How many lines in the material below include the word "JSON"? Give only the number.

Start of Block

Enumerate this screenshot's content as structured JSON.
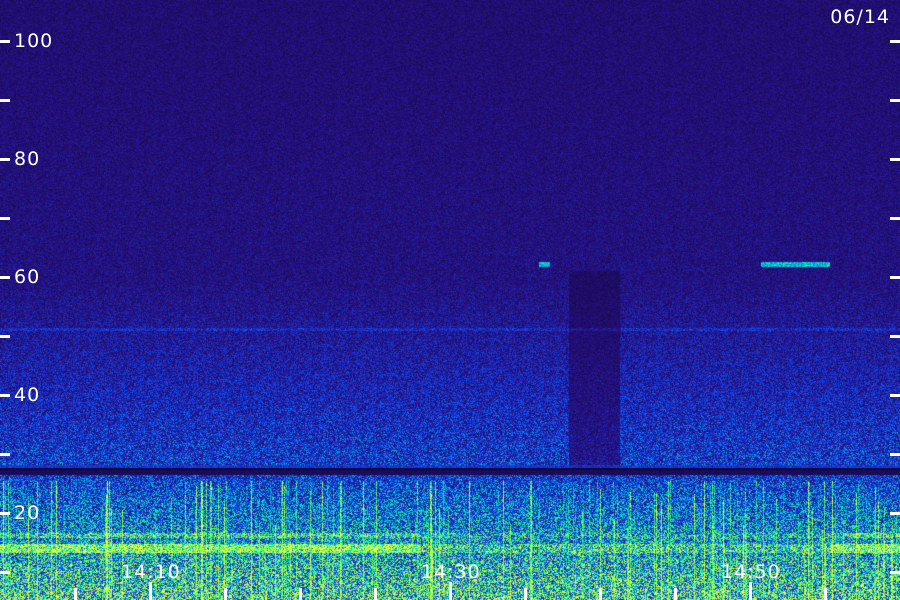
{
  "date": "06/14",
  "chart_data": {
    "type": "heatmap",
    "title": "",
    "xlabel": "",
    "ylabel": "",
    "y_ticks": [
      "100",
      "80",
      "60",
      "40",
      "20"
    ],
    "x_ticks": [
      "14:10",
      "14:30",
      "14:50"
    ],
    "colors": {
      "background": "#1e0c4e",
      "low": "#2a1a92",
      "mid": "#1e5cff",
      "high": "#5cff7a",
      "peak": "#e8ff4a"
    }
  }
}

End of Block
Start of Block

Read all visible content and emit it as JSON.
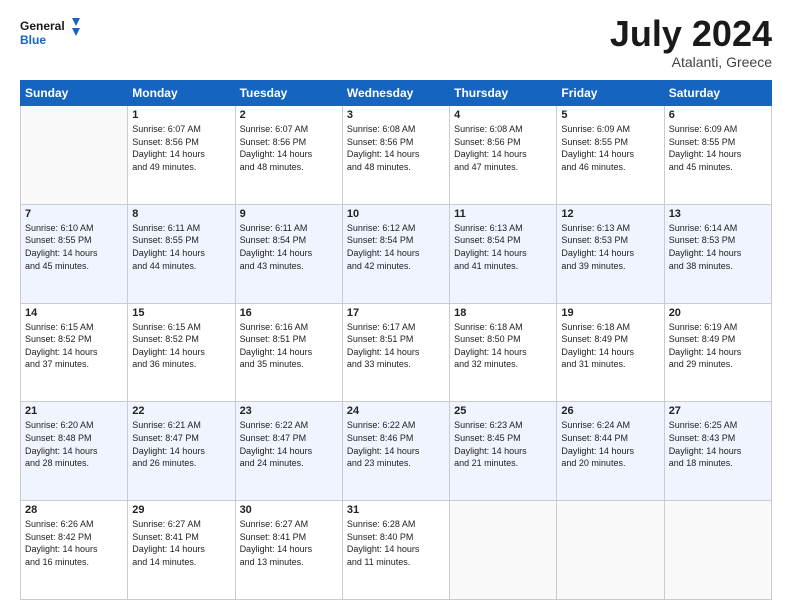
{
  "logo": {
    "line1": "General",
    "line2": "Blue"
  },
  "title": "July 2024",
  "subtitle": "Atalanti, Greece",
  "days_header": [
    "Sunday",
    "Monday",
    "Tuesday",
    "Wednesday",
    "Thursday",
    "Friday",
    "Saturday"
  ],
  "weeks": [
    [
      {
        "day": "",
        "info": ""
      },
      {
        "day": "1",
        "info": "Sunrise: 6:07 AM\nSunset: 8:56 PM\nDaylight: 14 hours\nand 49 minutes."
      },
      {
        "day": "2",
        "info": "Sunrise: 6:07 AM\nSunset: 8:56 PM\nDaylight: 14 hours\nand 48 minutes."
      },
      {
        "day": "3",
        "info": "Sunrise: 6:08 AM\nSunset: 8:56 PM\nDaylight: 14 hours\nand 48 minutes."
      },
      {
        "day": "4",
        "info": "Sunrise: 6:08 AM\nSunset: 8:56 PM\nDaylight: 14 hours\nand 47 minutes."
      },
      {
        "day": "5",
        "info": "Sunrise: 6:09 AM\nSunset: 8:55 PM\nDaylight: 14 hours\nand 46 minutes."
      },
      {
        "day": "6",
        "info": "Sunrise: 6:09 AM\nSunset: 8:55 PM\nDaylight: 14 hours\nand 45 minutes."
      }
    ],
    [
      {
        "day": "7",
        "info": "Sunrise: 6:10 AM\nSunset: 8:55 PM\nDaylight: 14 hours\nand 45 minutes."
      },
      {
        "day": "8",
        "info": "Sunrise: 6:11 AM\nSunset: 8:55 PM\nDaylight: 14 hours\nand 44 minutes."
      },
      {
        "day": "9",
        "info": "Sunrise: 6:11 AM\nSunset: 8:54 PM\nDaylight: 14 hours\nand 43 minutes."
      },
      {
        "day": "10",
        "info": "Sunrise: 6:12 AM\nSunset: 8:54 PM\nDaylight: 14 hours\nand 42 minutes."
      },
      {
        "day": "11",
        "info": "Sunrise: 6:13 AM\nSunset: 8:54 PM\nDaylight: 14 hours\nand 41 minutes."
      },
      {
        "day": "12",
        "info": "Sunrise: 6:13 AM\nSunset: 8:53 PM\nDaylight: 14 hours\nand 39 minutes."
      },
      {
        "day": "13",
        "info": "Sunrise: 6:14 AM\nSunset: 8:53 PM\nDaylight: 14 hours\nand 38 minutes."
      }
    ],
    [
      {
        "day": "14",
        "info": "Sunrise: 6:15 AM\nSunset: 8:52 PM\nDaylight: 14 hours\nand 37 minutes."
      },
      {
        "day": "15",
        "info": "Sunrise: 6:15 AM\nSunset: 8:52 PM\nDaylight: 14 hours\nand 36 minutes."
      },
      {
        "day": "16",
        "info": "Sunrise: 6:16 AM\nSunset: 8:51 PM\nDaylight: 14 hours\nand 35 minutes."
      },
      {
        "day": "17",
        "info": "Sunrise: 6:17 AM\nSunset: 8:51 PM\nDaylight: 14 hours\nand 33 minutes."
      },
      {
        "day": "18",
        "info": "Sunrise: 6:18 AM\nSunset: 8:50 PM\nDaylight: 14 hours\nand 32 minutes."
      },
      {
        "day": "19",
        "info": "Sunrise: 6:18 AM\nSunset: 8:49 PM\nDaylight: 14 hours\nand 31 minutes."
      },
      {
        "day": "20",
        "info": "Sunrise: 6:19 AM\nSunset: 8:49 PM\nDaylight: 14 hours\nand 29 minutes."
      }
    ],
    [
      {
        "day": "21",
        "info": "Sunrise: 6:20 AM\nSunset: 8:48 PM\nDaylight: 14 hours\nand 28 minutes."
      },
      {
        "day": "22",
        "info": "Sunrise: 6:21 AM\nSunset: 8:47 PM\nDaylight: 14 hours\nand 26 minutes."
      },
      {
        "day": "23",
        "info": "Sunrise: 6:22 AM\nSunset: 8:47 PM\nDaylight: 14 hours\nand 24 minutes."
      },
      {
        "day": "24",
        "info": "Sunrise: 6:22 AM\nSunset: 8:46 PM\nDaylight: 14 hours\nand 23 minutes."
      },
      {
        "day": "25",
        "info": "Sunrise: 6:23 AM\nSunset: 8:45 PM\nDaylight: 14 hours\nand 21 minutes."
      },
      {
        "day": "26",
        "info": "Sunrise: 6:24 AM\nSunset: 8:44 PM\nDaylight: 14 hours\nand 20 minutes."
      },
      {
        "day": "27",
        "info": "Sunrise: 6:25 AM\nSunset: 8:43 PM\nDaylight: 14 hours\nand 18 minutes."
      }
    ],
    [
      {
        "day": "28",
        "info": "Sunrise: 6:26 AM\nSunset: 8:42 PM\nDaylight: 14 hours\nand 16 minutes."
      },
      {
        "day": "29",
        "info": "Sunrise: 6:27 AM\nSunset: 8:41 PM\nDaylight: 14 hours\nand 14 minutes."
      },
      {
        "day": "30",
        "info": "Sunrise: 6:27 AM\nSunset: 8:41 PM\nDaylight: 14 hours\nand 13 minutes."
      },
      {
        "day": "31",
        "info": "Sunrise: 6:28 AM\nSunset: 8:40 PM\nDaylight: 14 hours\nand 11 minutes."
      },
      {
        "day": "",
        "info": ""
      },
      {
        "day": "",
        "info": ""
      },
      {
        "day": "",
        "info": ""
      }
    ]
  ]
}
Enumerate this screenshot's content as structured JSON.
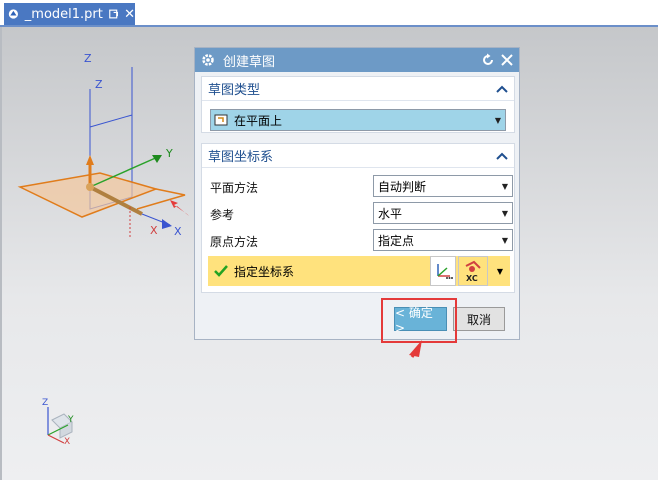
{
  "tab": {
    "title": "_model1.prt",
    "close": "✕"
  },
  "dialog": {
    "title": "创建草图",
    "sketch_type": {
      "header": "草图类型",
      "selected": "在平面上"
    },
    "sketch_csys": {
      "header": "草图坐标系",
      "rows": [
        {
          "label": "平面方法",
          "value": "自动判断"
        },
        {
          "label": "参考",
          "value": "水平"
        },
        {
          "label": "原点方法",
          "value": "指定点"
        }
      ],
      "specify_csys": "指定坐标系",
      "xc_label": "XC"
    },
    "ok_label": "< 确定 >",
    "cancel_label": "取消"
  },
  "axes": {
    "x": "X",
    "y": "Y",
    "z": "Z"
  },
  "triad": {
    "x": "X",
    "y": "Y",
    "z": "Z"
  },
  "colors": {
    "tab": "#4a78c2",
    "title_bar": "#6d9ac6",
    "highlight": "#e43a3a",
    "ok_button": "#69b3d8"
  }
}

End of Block
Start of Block

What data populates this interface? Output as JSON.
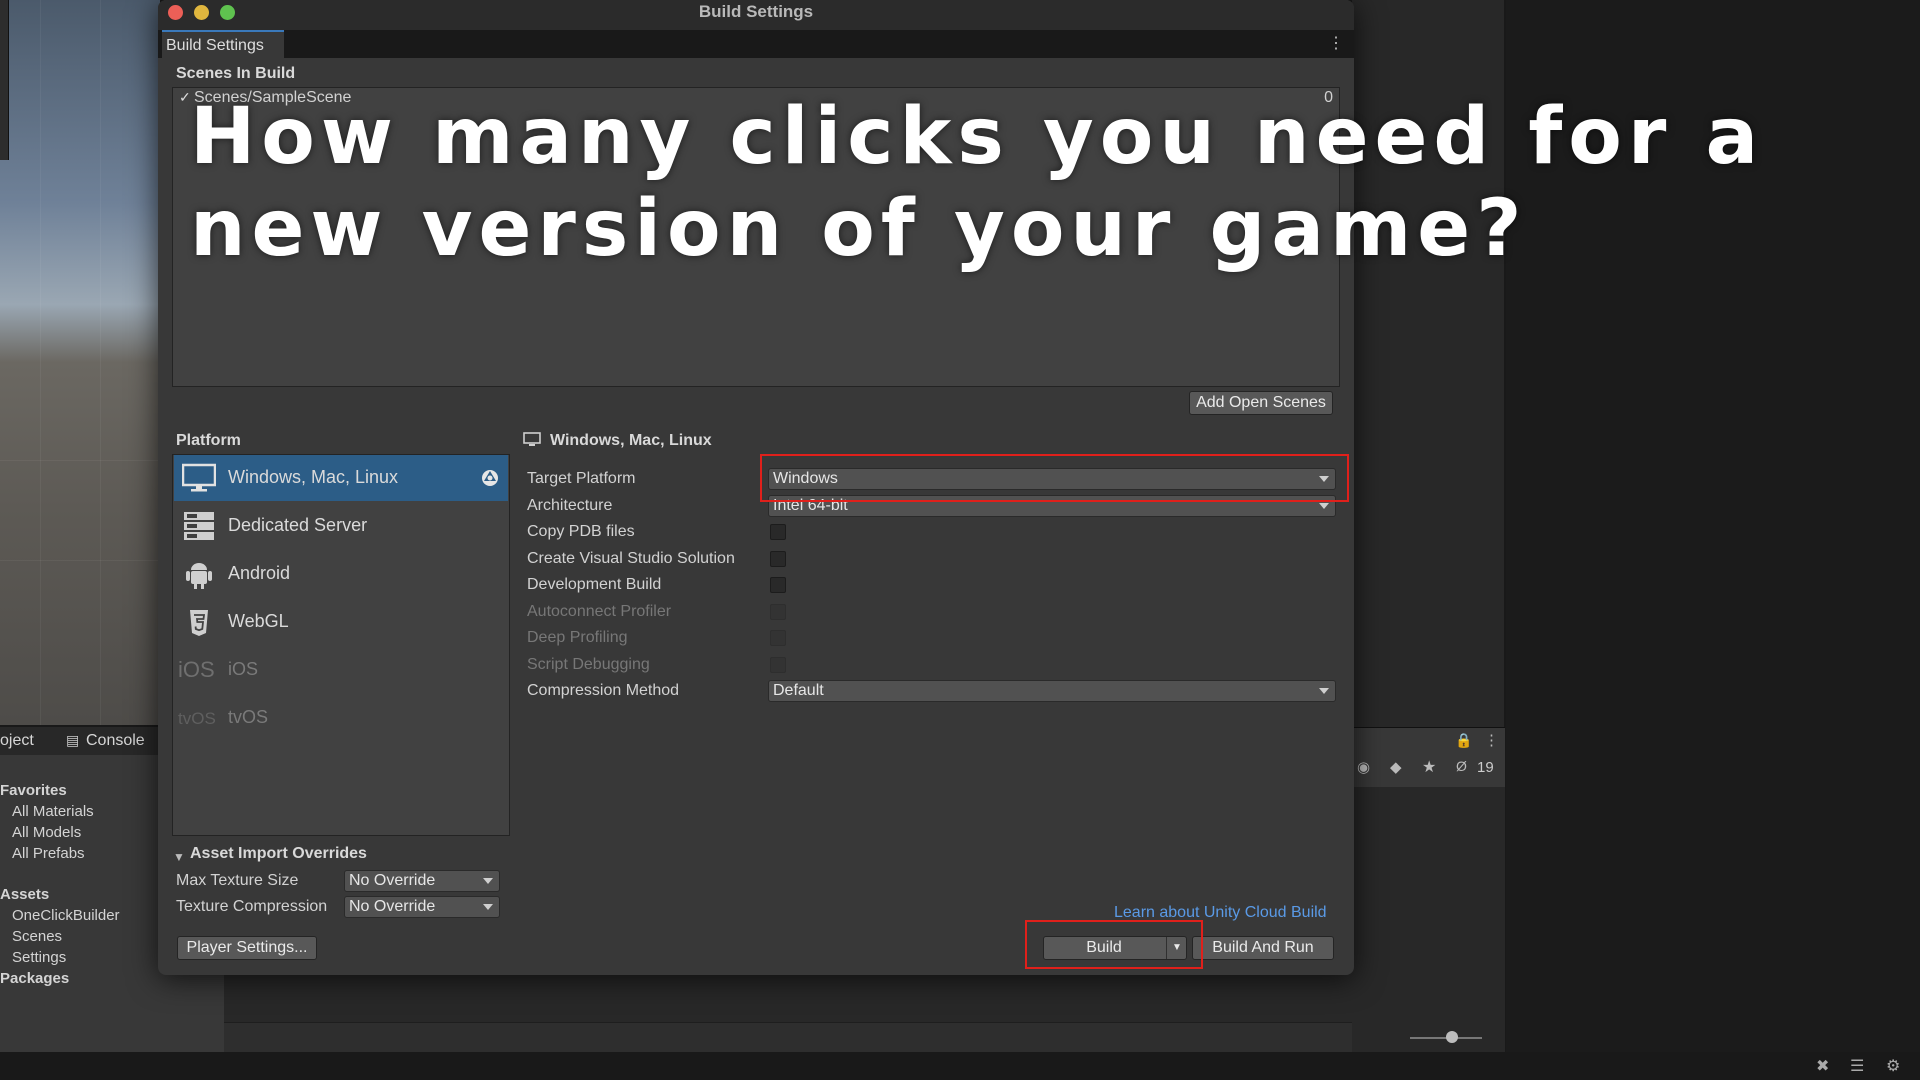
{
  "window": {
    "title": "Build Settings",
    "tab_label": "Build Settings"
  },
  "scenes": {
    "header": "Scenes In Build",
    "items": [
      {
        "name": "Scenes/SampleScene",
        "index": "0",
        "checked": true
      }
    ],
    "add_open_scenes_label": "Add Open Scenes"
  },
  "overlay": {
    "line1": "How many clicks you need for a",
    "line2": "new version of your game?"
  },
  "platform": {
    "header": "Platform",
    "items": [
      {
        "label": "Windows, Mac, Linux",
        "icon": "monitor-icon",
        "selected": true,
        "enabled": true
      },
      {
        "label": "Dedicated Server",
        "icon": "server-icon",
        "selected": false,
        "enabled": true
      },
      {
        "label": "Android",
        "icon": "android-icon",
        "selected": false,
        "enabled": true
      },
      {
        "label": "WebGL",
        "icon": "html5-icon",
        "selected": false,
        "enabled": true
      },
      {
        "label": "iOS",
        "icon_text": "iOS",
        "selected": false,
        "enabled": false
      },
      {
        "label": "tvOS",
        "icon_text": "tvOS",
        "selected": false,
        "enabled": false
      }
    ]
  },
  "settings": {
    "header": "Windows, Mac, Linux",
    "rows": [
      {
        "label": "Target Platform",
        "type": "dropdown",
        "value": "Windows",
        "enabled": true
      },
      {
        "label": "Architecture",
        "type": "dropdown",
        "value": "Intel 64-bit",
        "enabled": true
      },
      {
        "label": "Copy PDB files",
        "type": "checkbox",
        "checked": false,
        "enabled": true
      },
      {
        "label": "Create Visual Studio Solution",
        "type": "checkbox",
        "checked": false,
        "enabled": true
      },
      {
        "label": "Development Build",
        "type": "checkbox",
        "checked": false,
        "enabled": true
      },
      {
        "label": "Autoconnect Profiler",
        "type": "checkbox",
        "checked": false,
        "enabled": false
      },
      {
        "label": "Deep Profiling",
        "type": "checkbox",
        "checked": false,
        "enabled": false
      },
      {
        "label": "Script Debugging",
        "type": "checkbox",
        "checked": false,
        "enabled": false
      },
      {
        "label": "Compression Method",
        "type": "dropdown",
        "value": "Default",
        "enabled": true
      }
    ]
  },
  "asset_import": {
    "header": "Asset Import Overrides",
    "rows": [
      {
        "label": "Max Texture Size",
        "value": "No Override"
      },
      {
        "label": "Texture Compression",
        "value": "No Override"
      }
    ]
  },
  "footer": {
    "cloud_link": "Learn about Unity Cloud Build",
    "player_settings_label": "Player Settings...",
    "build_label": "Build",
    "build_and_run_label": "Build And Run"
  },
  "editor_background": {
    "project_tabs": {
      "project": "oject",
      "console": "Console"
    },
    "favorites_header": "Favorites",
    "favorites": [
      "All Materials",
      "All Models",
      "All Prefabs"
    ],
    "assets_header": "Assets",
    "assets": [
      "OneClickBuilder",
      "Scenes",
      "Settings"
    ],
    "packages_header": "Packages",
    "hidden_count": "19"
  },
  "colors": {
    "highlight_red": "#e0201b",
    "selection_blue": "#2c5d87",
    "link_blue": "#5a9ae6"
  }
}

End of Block

■ Answer space:
4